Visitors can see a stunning array of ancient treasures and buildings while touring the complex. Ancient porcelain and jade, gardens, courtyards, and relics of historic significance for China and the world feature prominently. For more see The Top 10 Treasures in the Forbidden City.


6. Part of the museum's former collection is in Taiwan.


In 1933, some national treasures in the Forbidden City were evacuated to preserve them from the threat of Japanese invasion. After the end of World War II, some of the collection was returned, but some is now housed in the National Palace Museum in Taipei.






7. The Forbidden City is China's most popular single-site tourist attraction.


Due to its cultural significance and unique beauty, the Forbidden City is extremely popular with both Chinese and foreign tourists. The palace museum boasts 14 million visitors annually, more than any single section of the Great Wall.


These overwhelming numbers often make for extensive lines, particularly on national holidays and weekends. The Chinese government is working hard to ensure the constant flow of visitors is well-regulated, and to prevent harm to the ancient buildings by the large crowds.


The palace is considered a must-see for everyone lucky enough to visit Beijing.


8. 40% of the Forbidden City is still forbidden access.


The Palace Museum is already large enough for you to spend over a day exploring. Can you believe that’s only the 60% that’s currently open to the public?


An overall repair of the Forbidden City is underway and planned to finish by 2020. Over 80% of the palace is expected to be open to visitors at the end of 2018.


9. A Forbidden City trip is not complete without a visit to Jingshan Park.


You can enjoy a hilltop view of the whole complex. 
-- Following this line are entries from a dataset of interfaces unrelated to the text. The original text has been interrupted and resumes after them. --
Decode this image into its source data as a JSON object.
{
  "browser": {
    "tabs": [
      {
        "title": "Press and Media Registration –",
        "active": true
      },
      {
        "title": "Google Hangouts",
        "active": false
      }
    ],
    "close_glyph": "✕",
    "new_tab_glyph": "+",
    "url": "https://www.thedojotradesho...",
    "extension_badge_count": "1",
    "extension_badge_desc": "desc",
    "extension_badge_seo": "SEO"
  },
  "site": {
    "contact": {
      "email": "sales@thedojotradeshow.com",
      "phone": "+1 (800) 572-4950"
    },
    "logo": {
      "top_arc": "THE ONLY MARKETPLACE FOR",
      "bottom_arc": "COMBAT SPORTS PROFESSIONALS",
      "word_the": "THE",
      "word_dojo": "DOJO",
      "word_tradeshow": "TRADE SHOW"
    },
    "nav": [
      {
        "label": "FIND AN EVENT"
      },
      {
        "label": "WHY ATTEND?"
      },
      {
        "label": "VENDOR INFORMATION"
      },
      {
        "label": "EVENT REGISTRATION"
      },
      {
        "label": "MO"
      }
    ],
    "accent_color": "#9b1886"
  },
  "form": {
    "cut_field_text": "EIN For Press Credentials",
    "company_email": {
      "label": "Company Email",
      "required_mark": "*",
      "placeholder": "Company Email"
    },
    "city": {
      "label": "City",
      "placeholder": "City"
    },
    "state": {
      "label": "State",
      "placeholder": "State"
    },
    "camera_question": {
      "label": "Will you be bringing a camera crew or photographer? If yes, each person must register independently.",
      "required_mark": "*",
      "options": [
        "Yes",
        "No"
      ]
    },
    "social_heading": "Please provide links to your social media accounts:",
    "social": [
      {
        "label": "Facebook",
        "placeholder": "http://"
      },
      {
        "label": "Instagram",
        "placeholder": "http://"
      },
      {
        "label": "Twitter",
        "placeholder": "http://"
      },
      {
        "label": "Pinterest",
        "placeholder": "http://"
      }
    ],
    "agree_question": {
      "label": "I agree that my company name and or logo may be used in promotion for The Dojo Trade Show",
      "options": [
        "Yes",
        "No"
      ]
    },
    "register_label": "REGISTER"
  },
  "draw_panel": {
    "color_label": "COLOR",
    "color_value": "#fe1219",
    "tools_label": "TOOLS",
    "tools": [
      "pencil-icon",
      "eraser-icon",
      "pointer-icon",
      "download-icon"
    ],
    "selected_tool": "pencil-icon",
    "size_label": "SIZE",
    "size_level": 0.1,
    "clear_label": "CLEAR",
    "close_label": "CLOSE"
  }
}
If you want to see how large the Forbidden City is, pay a visit to nearby Jingshan Park, where you can enjoy a hilltop view of the whole complex.


Jingshan Park is a few minutes’ walk from the Forbidden City exit — a perfect end for your tour.